→ **Task item**
Every single record below is to be reproduced exactly.

[Excerpts from an interface dataset]
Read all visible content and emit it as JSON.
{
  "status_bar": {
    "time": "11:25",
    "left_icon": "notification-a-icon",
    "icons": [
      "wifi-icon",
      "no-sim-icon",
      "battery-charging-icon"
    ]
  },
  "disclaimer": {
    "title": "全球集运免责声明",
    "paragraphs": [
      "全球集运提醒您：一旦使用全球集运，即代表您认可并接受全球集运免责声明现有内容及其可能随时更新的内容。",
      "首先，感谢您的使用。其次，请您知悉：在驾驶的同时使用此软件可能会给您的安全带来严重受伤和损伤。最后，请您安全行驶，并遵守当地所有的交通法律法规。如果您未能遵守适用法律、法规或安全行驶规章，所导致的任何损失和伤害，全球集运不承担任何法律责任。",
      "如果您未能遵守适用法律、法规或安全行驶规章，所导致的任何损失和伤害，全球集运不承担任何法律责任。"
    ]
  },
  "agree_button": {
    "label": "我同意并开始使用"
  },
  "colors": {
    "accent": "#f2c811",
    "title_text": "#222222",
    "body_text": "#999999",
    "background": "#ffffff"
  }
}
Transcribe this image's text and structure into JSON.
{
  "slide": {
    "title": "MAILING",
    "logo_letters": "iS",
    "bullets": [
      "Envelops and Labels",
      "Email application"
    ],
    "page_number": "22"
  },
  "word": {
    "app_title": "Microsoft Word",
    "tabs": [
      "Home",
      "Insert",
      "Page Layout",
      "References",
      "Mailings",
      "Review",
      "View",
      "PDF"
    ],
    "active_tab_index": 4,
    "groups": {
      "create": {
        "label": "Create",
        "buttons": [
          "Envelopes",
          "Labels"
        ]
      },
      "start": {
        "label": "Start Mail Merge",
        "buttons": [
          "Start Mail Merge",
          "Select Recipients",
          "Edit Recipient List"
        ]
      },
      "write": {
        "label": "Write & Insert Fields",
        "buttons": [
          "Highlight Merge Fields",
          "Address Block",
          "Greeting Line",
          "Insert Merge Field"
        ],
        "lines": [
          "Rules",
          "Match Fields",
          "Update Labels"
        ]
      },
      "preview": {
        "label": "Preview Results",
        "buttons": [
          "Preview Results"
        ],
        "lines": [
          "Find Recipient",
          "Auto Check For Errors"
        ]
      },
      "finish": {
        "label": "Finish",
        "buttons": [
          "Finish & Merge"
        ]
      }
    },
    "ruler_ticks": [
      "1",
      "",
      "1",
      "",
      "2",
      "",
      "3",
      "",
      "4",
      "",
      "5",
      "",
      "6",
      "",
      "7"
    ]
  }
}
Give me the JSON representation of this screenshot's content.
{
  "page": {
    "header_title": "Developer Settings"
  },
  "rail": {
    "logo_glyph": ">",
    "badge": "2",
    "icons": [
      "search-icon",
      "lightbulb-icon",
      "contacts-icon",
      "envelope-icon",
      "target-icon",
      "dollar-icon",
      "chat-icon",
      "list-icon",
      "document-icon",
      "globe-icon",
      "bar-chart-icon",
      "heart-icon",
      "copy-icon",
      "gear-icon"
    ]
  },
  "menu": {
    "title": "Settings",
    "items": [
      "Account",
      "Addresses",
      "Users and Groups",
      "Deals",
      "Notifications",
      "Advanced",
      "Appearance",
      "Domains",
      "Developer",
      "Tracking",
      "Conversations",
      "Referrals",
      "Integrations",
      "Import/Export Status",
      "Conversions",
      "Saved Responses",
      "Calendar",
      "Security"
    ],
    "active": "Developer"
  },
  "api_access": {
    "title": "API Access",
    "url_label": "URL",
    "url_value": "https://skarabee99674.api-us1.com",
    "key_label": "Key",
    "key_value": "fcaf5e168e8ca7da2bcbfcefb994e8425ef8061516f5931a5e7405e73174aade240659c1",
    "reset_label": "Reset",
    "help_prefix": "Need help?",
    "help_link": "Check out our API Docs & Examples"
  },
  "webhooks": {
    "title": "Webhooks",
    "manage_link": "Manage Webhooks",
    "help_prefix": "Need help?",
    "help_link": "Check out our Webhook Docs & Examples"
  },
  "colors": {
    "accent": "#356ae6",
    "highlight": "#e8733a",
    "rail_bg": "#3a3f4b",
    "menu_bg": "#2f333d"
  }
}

→ **Solution to the exercise**
Read all visible content and emit it as JSON.
{
  "status_bar": {
    "time": "11:25",
    "left_icon": "notification-a-icon",
    "icons": [
      "wifi-icon",
      "no-sim-icon",
      "battery-charging-icon"
    ]
  },
  "disclaimer": {
    "title": "全球集运免责声明",
    "paragraphs": [
      "全球集运提醒您：一旦使用全球集运，即代表您认可并接受全球集运免责声明现有内容及其可能随时更新的内容。",
      "首先，感谢您的使用。其次，请您知悉：在驾驶的同时使用此软件可能会给您的安全带来严重受伤和损伤。最后，请您安全行驶，并遵守当地所有的交通法律法规。如果您未能遵守适用法律、法规或安全行驶规章，所导致的任何损失和伤害，全球集运不承担任何法律责任。",
      "如果您未能遵守适用法律、法规或安全行驶规章，所导致的任何损失和伤害，全球集运不承担任何法律责任。"
    ]
  },
  "agree_button": {
    "label": "我同意并开始使用"
  },
  "colors": {
    "accent": "#f2c811",
    "title_text": "#222222",
    "body_text": "#999999",
    "background": "#ffffff"
  }
}
Transcribe this image's text and structure into JSON.
{
  "slide": {
    "title": "MAILING",
    "logo_letters": "iS",
    "bullets": [
      "Envelops and Labels",
      "Email application"
    ],
    "page_number": "22"
  },
  "word": {
    "app_title": "Microsoft Word",
    "tabs": [
      "Home",
      "Insert",
      "Page Layout",
      "References",
      "Mailings",
      "Review",
      "View",
      "PDF"
    ],
    "active_tab_index": 4,
    "groups": {
      "create": {
        "label": "Create",
        "buttons": [
          "Envelopes",
          "Labels"
        ]
      },
      "start": {
        "label": "Start Mail Merge",
        "buttons": [
          "Start Mail Merge",
          "Select Recipients",
          "Edit Recipient List"
        ]
      },
      "write": {
        "label": "Write & Insert Fields",
        "buttons": [
          "Highlight Merge Fields",
          "Address Block",
          "Greeting Line",
          "Insert Merge Field"
        ],
        "lines": [
          "Rules",
          "Match Fields",
          "Update Labels"
        ]
      },
      "preview": {
        "label": "Preview Results",
        "buttons": [
          "Preview Results"
        ],
        "lines": [
          "Find Recipient",
          "Auto Check For Errors"
        ]
      },
      "finish": {
        "label": "Finish",
        "buttons": [
          "Finish & Merge"
        ]
      }
    },
    "ruler_ticks": [
      "1",
      "",
      "1",
      "",
      "2",
      "",
      "3",
      "",
      "4",
      "",
      "5",
      "",
      "6",
      "",
      "7"
    ]
  }
}
Give me the JSON representation of this screenshot's content.
{
  "page": {
    "header_title": "Developer Settings"
  },
  "rail": {
    "logo_glyph": ">",
    "badge": "2",
    "icons": [
      "search-icon",
      "lightbulb-icon",
      "contacts-icon",
      "envelope-icon",
      "target-icon",
      "dollar-icon",
      "chat-icon",
      "list-icon",
      "document-icon",
      "globe-icon",
      "bar-chart-icon",
      "heart-icon",
      "copy-icon",
      "gear-icon"
    ]
  },
  "menu": {
    "title": "Settings",
    "items": [
      "Account",
      "Addresses",
      "Users and Groups",
      "Deals",
      "Notifications",
      "Advanced",
      "Appearance",
      "Domains",
      "Developer",
      "Tracking",
      "Conversations",
      "Referrals",
      "Integrations",
      "Import/Export Status",
      "Conversions",
      "Saved Responses",
      "Calendar",
      "Security"
    ],
    "active": "Developer"
  },
  "api_access": {
    "title": "API Access",
    "url_label": "URL",
    "url_value": "https://skarabee99674.api-us1.com",
    "key_label": "Key",
    "key_value": "fcaf5e168e8ca7da2bcbfcefb994e8425ef8061516f5931a5e7405e73174aade240659c1",
    "reset_label": "Reset",
    "help_prefix": "Need help?",
    "help_link": "Check out our API Docs & Examples"
  },
  "webhooks": {
    "title": "Webhooks",
    "manage_link": "Manage Webhooks",
    "help_prefix": "Need help?",
    "help_link": "Check out our Webhook Docs & Examples"
  },
  "colors": {
    "accent": "#356ae6",
    "highlight": "#e8733a",
    "rail_bg": "#3a3f4b",
    "menu_bg": "#2f333d"
  }
}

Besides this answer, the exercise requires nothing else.